As I said, whatever the bad chemistry between us, our better sibling years occurred when we were young. For whatever reason, they didn’t last, but she was an incredible aunt to all three of my kids, and an incredible teacher to her students, most of them students of English as a second language. I remember several of her students attending her memorial held in the high school in Manhattan. During that same memorial, I was seated next to my mother thinking I had to be there for her when they started showing pictures, or Momma Stella would lose it and maybe suffer a heart attack.

Never underestimate the strength of a mother. It was me who broke down when I saw a picture of my sister and myself as very young kids sitting on some kind of toy train. My head dropped into my mother’s lap and I lost it.

I’ve been very lucky my entire life. Things always happened at just the right time to keep me from the kind of self-destruction that lasts. Teachers always seemed to bail me out, whether in the form of coaches, education, writing, music or street rabbis.

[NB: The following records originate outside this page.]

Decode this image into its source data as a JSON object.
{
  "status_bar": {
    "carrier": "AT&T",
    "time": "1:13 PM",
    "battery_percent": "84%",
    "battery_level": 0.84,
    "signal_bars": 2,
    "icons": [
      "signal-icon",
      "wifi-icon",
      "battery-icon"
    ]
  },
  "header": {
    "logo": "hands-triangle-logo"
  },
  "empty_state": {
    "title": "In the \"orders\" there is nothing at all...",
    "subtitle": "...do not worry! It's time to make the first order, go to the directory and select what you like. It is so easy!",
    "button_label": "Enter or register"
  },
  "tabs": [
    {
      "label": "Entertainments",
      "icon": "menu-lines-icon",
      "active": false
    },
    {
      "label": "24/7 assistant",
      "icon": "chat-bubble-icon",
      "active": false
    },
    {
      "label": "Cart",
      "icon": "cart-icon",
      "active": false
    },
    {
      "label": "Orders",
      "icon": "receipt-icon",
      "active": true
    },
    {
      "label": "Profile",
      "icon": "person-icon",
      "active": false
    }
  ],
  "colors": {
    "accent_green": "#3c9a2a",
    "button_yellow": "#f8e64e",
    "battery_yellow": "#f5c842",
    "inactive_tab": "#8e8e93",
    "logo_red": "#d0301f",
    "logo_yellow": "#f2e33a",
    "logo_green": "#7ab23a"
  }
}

And there was my sister who encouraged me to step off a window cleaning scaffold and dare to find the bigger wide world.

I would take a few dozen detours, make a hundred more mistakes, breakup my own family, leap into a street life, replace love with greed, get myself in trouble, and eventually meet the right woman at the right time to find some measure of redemption. I never thought much about marriage, not enough to take it seriously until meeting the woman who would become my fourth wife.
I wish my sister had the same options, to marry whomever she loved. To divorce when a relationship soured, or to just choose to live as partners knowing the choice to marry was hers to make. Yesterday the Supreme Court permitted us to take a defining step toward the democracy all of us are meant to have. My sister would’ve been very proud of the decision. If the heaven she told me she believed in shortly before she passed exists, hopefully she’s partying with friends, drinking champagne with one hand and raising her other in a fist of gay pride.

—Charlie

“No longer may this liberty be denied,” Justice Anthony M. Kennedy wrote for the majority in the historic decision. “No union is more profound than marriage, for it embodies the highest ideals of love, fidelity, devotion, sacrifice and family. In forming a marital union, two people become something greater than once they were.”

Marriage is a “keystone of our social order,” Justice Kennedy said, adding that the plaintiffs in the case were seeking “equal dignity in the eyes of the law.”